(Entries taken from a collection)
Segment Open
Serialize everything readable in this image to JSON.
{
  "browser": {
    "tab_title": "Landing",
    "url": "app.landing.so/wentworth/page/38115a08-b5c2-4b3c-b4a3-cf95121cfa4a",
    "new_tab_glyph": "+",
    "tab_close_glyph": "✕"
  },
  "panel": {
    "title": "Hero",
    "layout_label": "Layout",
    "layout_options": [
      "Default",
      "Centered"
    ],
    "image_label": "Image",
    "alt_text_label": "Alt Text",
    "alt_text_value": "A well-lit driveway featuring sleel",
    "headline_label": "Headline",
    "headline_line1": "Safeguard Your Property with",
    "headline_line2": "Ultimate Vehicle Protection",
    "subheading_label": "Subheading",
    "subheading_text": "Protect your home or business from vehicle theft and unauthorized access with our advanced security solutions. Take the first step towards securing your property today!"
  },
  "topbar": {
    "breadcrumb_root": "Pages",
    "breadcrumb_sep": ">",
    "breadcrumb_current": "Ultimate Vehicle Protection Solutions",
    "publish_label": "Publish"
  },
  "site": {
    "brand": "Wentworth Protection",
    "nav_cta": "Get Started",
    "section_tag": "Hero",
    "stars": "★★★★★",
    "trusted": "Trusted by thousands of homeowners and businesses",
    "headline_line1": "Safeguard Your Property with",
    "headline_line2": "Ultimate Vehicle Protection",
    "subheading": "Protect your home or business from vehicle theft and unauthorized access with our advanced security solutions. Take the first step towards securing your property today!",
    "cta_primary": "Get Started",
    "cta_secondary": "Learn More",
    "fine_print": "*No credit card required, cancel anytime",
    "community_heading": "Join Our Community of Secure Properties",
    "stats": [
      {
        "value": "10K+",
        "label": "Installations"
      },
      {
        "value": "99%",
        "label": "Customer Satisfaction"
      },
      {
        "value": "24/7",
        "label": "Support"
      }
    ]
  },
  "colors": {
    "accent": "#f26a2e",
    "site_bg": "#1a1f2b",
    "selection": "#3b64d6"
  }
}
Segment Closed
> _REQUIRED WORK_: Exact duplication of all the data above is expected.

> _TASK ANSWER_:
Serialize everything readable in this image to JSON.
{
  "browser": {
    "tab_title": "Landing",
    "url": "app.landing.so/wentworth/page/38115a08-b5c2-4b3c-b4a3-cf95121cfa4a",
    "new_tab_glyph": "+",
    "tab_close_glyph": "✕"
  },
  "panel": {
    "title": "Hero",
    "layout_label": "Layout",
    "layout_options": [
      "Default",
      "Centered"
    ],
    "image_label": "Image",
    "alt_text_label": "Alt Text",
    "alt_text_value": "A well-lit driveway featuring sleel",
    "headline_label": "Headline",
    "headline_line1": "Safeguard Your Property with",
    "headline_line2": "Ultimate Vehicle Protection",
    "subheading_label": "Subheading",
    "subheading_text": "Protect your home or business from vehicle theft and unauthorized access with our advanced security solutions. Take the first step towards securing your property today!"
  },
  "topbar": {
    "breadcrumb_root": "Pages",
    "breadcrumb_sep": ">",
    "breadcrumb_current": "Ultimate Vehicle Protection Solutions",
    "publish_label": "Publish"
  },
  "site": {
    "brand": "Wentworth Protection",
    "nav_cta": "Get Started",
    "section_tag": "Hero",
    "stars": "★★★★★",
    "trusted": "Trusted by thousands of homeowners and businesses",
    "headline_line1": "Safeguard Your Property with",
    "headline_line2": "Ultimate Vehicle Protection",
    "subheading": "Protect your home or business from vehicle theft and unauthorized access with our advanced security solutions. Take the first step towards securing your property today!",
    "cta_primary": "Get Started",
    "cta_secondary": "Learn More",
    "fine_print": "*No credit card required, cancel anytime",
    "community_heading": "Join Our Community of Secure Properties",
    "stats": [
      {
        "value": "10K+",
        "label": "Installations"
      },
      {
        "value": "99%",
        "label": "Customer Satisfaction"
      },
      {
        "value": "24/7",
        "label": "Support"
      }
    ]
  },
  "colors": {
    "accent": "#f26a2e",
    "site_bg": "#1a1f2b",
    "selection": "#3b64d6"
  }
}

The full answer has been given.